d) For misaligned or bent anchor bolts (Photo 3) that will not allow the base plate to fit over the bolts, consider bending the bolts into position. Chip away concrete to allow for an “S” bend and cold bend the bolt. Typically, only Grade 36 bolts should be cold bent and the bend should be limited to 45 degrees or less. Bolt diameters up to about one inch can be cold bent and bolts exceeding one inch can be heated as directed by the architect/engineer to make bending easier. After bending, bolts should be inspected for cracks. If needed, bolts can be load tested to verify tensile strength.
All methods for relocating, realignment anchor bolts or base plate modifications require the approval of the architect/engineer. The Code of Federal Regulations, 29-CFR Chapter XVII, Section 1926.755 (B) for column erection stability, states:
a) Anchor rods (anchor bolts) shall not be repaired, replaced, or field modified without the approval of the project structural engineer of record.
b) Prior to the erection of a column, the controlling contractor shall provide written notification to the steel erector if there has been any repair, replacement or modification of the anchor rods (anchor bolts) of that column.
In closing, be sure to understand what anchor bolt tolerances apply to your job, use either single or double templates with double nuts to position, align and secure the anchor bolts. Before placing concrete, recheck the anchor bolts for proper location and alignment.
- AISC 302-10 Code of Standard Practice for Steel Buildings, American Institute of Steel Construction (AISC), April 14, 2010, www.aisc.org
- ACI 117-10 (Reapproved 2015) Specifications of Tolerances for Concrete Construction and Materials and Commentary, American Concrete Institute (ACI), 2015, www.concrete.org
- Suprenant, B. A., and Malisch, W. R., Tolerances for Cast-in-Place Concrete Buildings, American Society of Concrete Contractors (ASCC), 2008, www.ascconline.org
- Fisher, J. M. and Kloiber, L. A., Steel Design Guide 1, Base Plate and Anchor Rod Design, 2nd Edition, American Institute of Steel Construction (AISC), 2006, www.aisc.org
- ACI 117.1R-14 Guide for Tolerance Compatibility in Concrete Construction, American Concrete Institute (ACI), 2014, www.concrete.org

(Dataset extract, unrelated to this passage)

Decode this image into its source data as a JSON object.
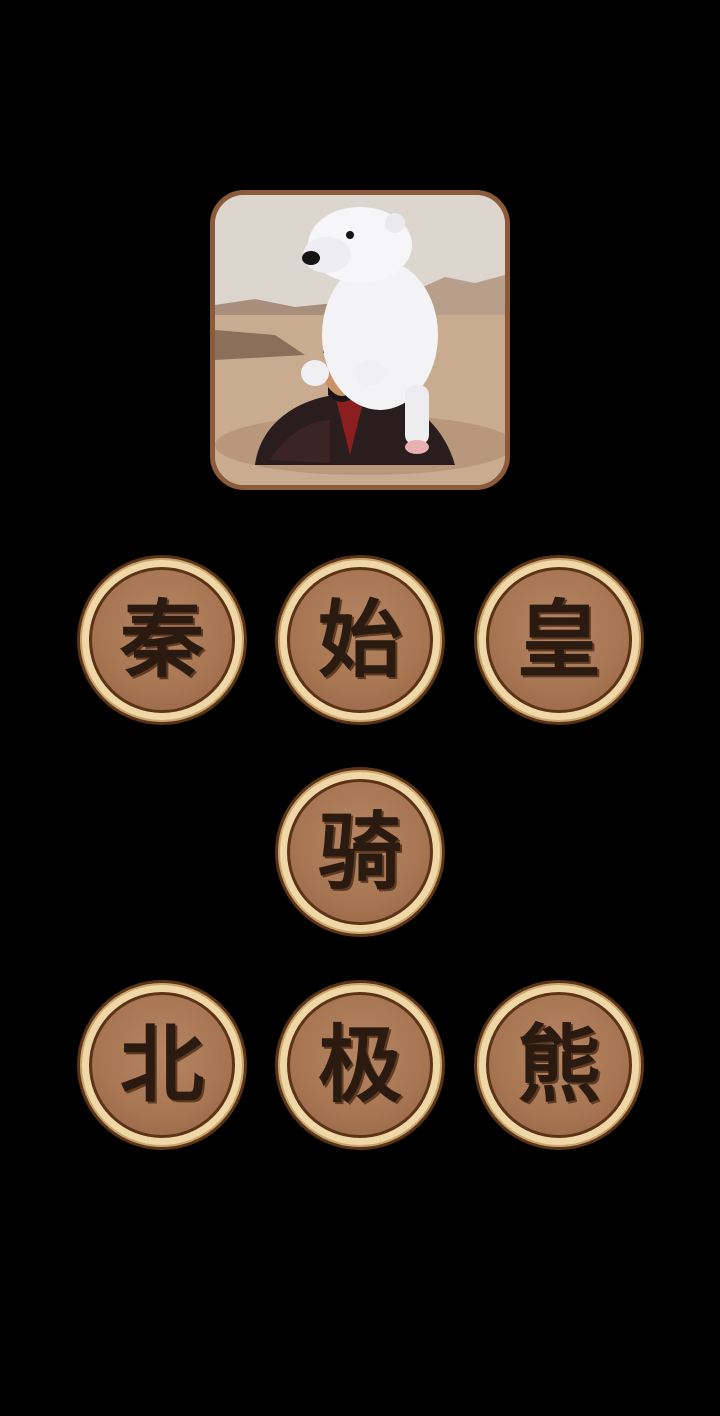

- Putkey, J. J., Steel Tips – Common Steel Erection Problems and Suggested Solutions, Structural Steel Educational Council, December 1993, www.steeltips.org